obstetrics

Amedisys acquires De Queen House Health Agency in Arkansas Amedisys.

ATRA functions by encouraging leukemia cells to mature and die normally, but the experts state that the reason why many AML patients do not react to the treatment is basically because the genes that ATRA normally episodes are powered down by an enzyme known as LSD1. The scientists discovered that using TCP to block this ‘off change’ could reactivate these genes, making the cancers cells susceptible to ATRA. We’ve right now found a way to harness these powerful drugs to treat far more common types of leukaemia. Until now, it’s been a mystery why the other styles of AML don’t react to this drug. Around 2,000 folks are diagnosed with AML every year and, while it can affect folks of any age, it really is more prevalent in the over 65s. Continue reading

Referred to as a hypersensitivity reaction.

Australian gene test opens door to personalised care Australian researchers have led a report published in the brand new England Journal of Medicine that presents a straightforward blood test makes it possible for doctors to predict which HIV individuals could have a side effect, referred to as a hypersensitivity reaction, to a specific medication before it really is approved sildenafilenfrance.com/traitement-de-la-dysfonction-erectile.html . The PREDICT-1 trial1 was directed by Australian Professor Simon Mallal of Murdoch Royal and University Perth Medical center, Western Australia. Sponsored by GlaxoSmithKline and co-ordinated from the Institute of Immunology & Infectious Diseases the analysis has proven the precision of the HLA* gene check. Continue reading

According to researchers at Brigham and Womens Hospital.

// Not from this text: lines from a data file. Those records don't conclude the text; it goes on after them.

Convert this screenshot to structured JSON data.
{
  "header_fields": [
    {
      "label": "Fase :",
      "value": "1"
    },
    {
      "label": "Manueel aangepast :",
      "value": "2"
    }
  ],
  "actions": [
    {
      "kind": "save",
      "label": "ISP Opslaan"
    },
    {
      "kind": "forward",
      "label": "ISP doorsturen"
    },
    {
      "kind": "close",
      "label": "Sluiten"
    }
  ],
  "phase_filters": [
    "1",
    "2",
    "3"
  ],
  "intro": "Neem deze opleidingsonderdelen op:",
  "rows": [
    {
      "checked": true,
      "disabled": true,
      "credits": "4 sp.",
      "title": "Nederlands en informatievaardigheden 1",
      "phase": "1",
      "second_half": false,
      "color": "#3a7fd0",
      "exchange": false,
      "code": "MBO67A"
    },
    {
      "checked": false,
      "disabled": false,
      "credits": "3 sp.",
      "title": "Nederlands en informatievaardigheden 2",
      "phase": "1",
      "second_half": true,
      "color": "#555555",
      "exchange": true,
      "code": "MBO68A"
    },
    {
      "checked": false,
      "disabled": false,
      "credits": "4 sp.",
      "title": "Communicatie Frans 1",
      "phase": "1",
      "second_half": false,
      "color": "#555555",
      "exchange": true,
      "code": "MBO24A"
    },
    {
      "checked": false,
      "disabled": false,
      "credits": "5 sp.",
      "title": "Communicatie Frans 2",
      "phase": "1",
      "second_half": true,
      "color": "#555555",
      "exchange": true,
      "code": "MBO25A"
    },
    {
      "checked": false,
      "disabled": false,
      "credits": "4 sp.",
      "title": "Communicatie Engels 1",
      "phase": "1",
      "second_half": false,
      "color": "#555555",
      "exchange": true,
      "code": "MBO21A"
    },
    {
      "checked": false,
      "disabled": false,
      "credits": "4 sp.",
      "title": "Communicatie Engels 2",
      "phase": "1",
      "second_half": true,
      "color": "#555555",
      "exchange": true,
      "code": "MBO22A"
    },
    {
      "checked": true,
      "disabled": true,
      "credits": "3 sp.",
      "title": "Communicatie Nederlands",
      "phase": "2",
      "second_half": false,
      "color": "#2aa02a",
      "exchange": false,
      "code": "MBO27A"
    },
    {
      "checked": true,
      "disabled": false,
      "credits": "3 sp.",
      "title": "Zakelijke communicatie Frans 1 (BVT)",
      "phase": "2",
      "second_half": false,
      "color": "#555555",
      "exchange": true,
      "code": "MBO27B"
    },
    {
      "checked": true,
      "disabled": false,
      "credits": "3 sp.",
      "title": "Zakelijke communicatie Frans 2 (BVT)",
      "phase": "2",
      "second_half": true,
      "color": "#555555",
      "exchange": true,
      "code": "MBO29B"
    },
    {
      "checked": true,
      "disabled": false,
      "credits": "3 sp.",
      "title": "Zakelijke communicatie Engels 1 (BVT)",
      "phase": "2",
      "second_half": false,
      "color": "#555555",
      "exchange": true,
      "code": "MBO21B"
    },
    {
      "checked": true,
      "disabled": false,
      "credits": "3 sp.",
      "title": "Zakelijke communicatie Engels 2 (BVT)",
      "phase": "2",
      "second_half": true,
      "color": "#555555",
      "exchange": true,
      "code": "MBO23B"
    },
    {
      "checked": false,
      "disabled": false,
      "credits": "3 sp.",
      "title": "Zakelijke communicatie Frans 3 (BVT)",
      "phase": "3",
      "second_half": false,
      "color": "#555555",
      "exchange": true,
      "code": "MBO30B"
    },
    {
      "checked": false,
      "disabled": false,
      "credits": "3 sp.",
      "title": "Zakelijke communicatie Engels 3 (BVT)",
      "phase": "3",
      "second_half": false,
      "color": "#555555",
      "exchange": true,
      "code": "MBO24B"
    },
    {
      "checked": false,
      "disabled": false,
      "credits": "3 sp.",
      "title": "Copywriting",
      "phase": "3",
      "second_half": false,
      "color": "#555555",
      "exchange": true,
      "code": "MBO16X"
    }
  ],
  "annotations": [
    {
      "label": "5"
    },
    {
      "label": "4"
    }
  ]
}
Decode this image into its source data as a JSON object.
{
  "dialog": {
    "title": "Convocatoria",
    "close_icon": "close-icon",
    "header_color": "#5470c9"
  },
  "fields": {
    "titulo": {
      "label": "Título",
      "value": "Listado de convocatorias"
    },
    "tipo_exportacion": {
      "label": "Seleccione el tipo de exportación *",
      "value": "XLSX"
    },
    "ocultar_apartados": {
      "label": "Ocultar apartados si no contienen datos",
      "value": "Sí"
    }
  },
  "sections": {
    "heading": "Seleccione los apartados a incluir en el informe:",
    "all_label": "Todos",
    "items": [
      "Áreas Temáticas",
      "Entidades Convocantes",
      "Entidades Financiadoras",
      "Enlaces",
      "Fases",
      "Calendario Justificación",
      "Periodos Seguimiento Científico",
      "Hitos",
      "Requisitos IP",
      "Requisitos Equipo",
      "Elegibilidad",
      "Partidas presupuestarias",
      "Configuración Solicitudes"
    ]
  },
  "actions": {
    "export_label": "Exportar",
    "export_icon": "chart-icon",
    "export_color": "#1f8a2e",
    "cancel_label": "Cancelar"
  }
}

Continued attention will be needed to keep radiation risks in check through a combined mix of technological advances, optimized imaging methods, appropriateness requirements and patient-specific risk/benefit assessments, said Dr. Sodickson.. CT scans increase cancers risk estimates in multiply-imaged emergency department patients Physicians should review a patient’s CT imaging background and cumulative radiation dose when considering whether to execute another CT examination, according to researchers at Brigham and Women’s Hospital, Boston, MA, and Washington University School of Medicine, St. Continue reading